You only have one chance to make a first impression.
Unfortunately for Fred Hoiberg that grace period is now over. It seems like forever ago--Fred Hoiberg was brought on to coach the Bulls after an Eastern Conference Semifinal playoff exit. The process of hiring Hoiberg was a quick one, in fact their wasn't much of a chance for other candidates to even make an impact. The job was Fred's from the beginning, and Gar Forman wouldn't want it any other way. The Bulls General Manager had the puppet strings ready to go, a fresh wad of cash in his hand, and had moved his pawn to signal a checkmate. Forman and company would proceed to sign Hoiberg to a 5 year/$25 million dollar deal. The fit made enough sense, Chicago was looking for a identity under a new coach, Hoiberg was known for having good relationships with his players, and the former Iowa State coach was some sort of an offensive savant.
About all that..
As Hoiberg finishes up his second full season with the Bulls, none of those impressions have stuck. Actually, players and fans alike have felt like the opposite is true about Hoiberg. The identity of this team has yet to be realized, there have been multiple reports of players not respecting Hoiberg, and his offensive system has yet to come to fruition. This proves to be another situation in which the Bulls' front office couldn't evaluate talent properly. Sure, it's still very early into his NBA coaching career, but nothing suggests that Hoiberg will be an outstanding head coach when the it's all said and done. I'm not sold on his long-term future coaching in the association. The lack of character and calling card for this current group is concerning, this season has consisted of inconsistency, young players not taking major strides, and Jimmy Butler and Dwyane Wade bailing them out down the stretch. This season Butler has averaged 6.9 points in the fourth quarter, and Wade is second on the team with 6.1. No other player is averaging more than 4 points in the final frame.

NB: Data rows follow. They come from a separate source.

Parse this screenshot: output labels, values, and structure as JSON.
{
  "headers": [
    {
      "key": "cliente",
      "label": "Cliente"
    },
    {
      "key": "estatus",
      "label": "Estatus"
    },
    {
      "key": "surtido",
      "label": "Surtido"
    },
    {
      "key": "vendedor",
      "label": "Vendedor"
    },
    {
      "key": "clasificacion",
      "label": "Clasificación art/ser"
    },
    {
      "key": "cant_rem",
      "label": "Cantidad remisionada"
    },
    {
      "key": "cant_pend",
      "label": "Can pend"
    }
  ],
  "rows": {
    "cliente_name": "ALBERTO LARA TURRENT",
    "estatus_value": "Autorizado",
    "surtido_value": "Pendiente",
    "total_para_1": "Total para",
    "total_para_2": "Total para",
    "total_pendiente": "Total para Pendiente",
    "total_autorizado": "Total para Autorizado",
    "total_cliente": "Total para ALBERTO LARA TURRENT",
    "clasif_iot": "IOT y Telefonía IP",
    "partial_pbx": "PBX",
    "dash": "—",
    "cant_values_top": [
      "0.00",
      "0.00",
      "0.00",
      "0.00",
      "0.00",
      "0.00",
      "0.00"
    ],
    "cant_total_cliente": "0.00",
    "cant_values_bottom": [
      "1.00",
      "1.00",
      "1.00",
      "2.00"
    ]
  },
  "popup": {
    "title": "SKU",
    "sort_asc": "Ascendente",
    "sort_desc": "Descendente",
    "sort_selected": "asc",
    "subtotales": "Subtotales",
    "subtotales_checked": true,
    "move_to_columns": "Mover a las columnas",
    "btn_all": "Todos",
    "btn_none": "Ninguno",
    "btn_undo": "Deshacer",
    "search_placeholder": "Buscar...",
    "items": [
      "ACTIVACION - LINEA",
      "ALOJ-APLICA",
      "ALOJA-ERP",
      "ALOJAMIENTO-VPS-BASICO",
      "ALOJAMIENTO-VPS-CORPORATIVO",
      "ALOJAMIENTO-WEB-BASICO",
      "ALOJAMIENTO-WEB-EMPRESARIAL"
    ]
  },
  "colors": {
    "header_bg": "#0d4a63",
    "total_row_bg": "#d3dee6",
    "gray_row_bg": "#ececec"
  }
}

The offensive numbers haven't been promising either, this season the Bulls rank 16th in offensive rating with a rating of 107.8, rank 30th in effective field goal percentage shooting 48% and 24th in pace--something that was supposed to improve under a new regime. Hoiberg doesn't have the personnel to make his system work, and that's because of the inability to surround Jimmy Butler with capable shooters. It's not fair to generalize Hoiberg's system when he doesn't have the players to make it work, however, it remains to be seen whether or not "Hoiball" will work.
Accountability and the ability to manage personalities have turned out to be two of Hoiberg's most glaring weaknesses. I am not in the locker room everyday, not do I have personal relationships with the players on the team, but the report from ESPN's Nick Friedell on Monday struck a chord with me. Friedell asked new Bull Cameron Payne about his role, and Payne responded with the following. "He hasn't said much about it. I'm pretty sure that it's all going to come out here, coming through practice. That's all I can really control. That's all I know." This isn't the first time that younger players have voiced their concerns with Fred's inability to communicate. Michael Carter-Williams told reporters that he was surprised by his benching in January. Two glaring problems stick out here--the inability to be honest with players, and the lack of communication on all fronts. Coming into this job, Gar Forman made it very well known that one of Hoiberg's biggest strengths was his ability to relate to players. Trust is a two way street, but the coach has to set the tone.
For now Chicago continues to push for a postseason birth, trying to find their identity and learn how to trust each other throughout the process. A slippery slope that is certain to lead to more questions than answers, but we're used to this at this point.